Laos can be considered a country of two dimensions. One is above the ground and another one is hidden underneath—more specifically behind the steep limestone mountains.
The cave systems discovered in Laos are accessible for visitors and are truly amazing. One of the most spectacular is the Kong Lor Cave in Khammouane Province. It is about 7 kilometres long and has caverns 90 meters high. You can ride a boat right through it as a river flows along the cave. Both the karst ceiling of the cave and its floor are gorgeous, as it is believed that the emerald glowing pool in the middle of it reflects the skin of Indra, the Hindu god.
Also, the Viengxay caves in Houaphanh Province are worth visiting because this is where Lao revolutionary forces lived during the Second Indochina War. 480 caves were used as a shelter for people and even had a school, hospital, and other amenities.
Lao caves also hide some sacred Buddhists shrines—one near Luang Prabang in Pak Ou Caves and another in Khammouane Province in Tham Pa Fa Cave. The Pak Ou Caves include an upper and lower cave, and together they are a place of worship with thousands of images of Buddha in various sizes and styles. The lower cave is well lit and gathers more visitors, while upper cave requires a ten-minute trek up a steep hill. In order to reach this place, you need to travel by boat along the Mekong river. The Tham Pa Fa Cave holds 229 images of Buddha ranging in size from 15cm to over 1m tall, as well as some ancient palm leaf manuscripts.
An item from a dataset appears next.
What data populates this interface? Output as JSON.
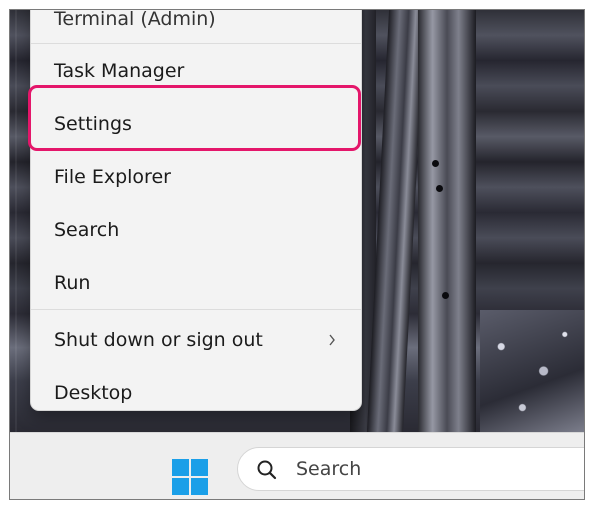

Their origin supposedly is Khmer or Vietnamese. In order to reach the cave, it is important to be in a good physical shape, as some hiking and swimming are required.
For those who are interested in visiting such magnificent places, plan your trip for the dry season when climbing and swimming in cool underground rivers is more convenient.